TRIO gene; left-handedness; gender diversity

Here is a roundup of autism-related news and research spotted around the web for the week of 15 April.

  • Transcriptomes of cultured neurons created from human-induced pluripotent stem cells tend to be enriched in genes linked to autism and schizophrenia. BMC Biology
  • A structural modeling approach accurately predicts which variants of the autism-linked gene TRIO alter interactions between the TRIO and RAC1 proteins, a pathway involved in neuronal development. Spectrum has previously reported on TRIO mutations in autistic people. Molecular Autism
Computer-generated image of a protein binding to another protein.
Irreconcilable differences: Mutations in the GEF1 domain of the protein TRIO (gray) are predicted to disrupt its binding to RAC1 (cyan).
  • Mice that carry variants of the NACC1 gene—which are linked to severe neurodevelopmental delay in people—have altered genomics and synaptic function, and display behaviors that appear to model the syndrome. Journal of Neuroscience
  • People who carry rare variants of the TUBB4B, DSCAM and FOXP1 genes are more likely to be left-handed, an observation that may inform the development of the brain’s left-right axis and may relate to neurodevelopmental conditions such as autism. Nature Communications

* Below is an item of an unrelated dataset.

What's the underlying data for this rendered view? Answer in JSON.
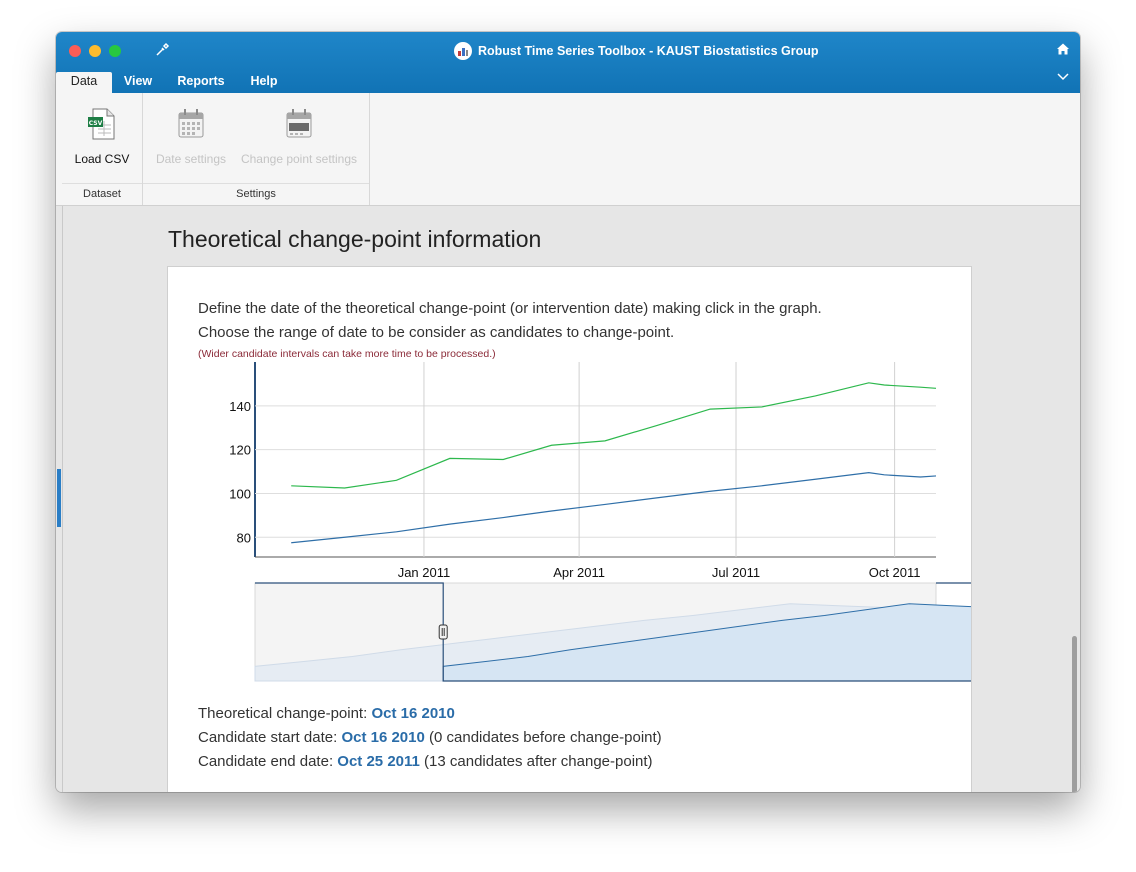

  • Autistic people assigned female at birth, those who identify as female and those who are gender-diverse tend to receive their autism diagnosis at a later age than autistic people assigned male at birth, those who identify as male and those who are cisgender, respectively. Autism

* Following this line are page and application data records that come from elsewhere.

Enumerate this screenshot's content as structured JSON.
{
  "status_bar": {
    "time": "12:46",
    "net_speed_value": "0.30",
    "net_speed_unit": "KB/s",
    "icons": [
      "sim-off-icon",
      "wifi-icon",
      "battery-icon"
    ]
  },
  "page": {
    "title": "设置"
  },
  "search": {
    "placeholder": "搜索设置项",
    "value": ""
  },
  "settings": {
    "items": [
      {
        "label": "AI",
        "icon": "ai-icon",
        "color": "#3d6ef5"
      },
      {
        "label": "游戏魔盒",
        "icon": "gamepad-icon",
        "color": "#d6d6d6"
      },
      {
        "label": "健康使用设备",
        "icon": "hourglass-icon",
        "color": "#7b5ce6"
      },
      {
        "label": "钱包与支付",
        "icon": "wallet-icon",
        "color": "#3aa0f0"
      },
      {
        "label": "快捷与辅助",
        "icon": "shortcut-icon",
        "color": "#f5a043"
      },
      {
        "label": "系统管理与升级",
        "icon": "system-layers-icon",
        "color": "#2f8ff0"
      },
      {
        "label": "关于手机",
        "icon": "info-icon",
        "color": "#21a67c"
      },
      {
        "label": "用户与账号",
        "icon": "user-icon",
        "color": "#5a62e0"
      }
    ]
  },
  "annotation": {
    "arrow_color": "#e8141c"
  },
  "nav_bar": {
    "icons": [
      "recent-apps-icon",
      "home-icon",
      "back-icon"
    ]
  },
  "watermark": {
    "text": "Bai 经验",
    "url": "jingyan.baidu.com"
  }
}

  • Early differentiation of GABAergic interneurons is regulated by the FOXG1 gene, which is linked to autism and Rett syndrome. PNAS

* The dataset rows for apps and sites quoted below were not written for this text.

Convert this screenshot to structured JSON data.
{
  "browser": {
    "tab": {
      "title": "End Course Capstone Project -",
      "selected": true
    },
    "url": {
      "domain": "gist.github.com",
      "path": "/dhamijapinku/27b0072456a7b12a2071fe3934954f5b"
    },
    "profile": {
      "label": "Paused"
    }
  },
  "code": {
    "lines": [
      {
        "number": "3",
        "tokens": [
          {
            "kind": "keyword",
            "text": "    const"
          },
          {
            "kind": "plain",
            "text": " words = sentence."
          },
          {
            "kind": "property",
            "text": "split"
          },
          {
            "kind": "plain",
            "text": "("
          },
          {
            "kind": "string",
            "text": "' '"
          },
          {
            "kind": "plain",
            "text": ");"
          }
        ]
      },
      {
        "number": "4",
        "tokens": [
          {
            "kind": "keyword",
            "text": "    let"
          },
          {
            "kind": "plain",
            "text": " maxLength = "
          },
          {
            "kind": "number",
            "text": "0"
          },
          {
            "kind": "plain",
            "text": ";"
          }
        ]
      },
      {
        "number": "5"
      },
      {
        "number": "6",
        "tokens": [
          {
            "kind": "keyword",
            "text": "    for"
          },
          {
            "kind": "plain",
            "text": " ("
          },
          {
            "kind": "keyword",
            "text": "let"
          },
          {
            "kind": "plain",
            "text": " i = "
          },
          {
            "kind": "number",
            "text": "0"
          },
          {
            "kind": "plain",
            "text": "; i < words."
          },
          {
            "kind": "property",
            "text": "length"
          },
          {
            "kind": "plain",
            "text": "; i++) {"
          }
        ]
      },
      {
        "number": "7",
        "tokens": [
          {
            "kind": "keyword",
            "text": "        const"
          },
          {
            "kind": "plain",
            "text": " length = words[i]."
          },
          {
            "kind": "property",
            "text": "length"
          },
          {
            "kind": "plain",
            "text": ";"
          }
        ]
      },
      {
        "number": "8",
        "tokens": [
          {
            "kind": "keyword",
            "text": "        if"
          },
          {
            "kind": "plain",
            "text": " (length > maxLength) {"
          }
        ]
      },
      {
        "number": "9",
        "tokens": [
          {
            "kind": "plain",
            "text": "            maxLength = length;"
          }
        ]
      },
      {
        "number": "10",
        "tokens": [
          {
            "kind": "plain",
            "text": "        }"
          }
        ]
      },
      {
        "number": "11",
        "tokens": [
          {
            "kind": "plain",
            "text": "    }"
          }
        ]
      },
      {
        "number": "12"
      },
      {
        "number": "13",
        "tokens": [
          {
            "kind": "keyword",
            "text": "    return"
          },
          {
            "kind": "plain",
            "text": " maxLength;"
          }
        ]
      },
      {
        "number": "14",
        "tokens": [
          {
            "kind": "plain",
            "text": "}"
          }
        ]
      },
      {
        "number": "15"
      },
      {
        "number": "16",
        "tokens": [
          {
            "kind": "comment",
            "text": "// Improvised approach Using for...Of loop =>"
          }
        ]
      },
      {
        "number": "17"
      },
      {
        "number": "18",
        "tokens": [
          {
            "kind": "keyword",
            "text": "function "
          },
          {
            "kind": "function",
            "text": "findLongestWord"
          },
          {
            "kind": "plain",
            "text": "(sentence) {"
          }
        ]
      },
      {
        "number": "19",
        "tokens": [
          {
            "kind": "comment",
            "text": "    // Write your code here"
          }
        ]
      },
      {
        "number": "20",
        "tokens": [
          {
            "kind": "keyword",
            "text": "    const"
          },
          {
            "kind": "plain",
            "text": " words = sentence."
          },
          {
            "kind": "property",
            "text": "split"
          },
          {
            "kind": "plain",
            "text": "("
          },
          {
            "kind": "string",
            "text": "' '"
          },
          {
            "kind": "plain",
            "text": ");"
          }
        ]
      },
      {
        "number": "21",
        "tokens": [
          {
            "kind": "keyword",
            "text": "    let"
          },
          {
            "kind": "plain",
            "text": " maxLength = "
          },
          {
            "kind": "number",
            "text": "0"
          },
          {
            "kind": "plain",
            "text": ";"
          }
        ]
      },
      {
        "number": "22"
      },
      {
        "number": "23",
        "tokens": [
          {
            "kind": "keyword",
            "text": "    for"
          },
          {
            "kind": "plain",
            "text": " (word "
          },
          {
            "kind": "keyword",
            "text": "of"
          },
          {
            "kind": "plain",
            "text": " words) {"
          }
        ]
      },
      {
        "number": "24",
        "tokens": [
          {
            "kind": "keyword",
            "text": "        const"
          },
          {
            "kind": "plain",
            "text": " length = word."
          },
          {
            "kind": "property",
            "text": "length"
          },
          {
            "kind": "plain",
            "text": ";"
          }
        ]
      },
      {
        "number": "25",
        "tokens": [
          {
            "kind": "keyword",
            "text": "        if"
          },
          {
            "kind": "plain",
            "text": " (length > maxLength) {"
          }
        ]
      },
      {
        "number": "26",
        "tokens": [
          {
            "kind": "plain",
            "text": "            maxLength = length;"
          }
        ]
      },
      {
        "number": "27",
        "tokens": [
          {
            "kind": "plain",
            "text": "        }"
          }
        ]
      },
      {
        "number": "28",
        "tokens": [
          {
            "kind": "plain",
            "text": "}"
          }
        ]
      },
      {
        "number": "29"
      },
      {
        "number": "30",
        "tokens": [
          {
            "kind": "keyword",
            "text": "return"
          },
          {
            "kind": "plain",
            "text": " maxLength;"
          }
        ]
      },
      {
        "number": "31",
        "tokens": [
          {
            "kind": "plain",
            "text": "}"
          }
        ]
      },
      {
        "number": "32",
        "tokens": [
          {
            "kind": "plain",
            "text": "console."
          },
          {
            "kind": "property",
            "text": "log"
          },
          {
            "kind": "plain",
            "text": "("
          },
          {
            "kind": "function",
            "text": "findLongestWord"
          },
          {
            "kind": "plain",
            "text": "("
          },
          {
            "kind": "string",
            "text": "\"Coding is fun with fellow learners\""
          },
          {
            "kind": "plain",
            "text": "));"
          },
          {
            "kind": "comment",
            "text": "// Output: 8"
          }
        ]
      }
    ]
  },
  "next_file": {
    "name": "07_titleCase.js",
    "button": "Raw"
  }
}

  • Female, but not male, mice missing the autism-linked gene PTEN have hyperexcitable cortical sensory circuits that reflect changes in glutamate and estrogen receptor activity. Cell Reports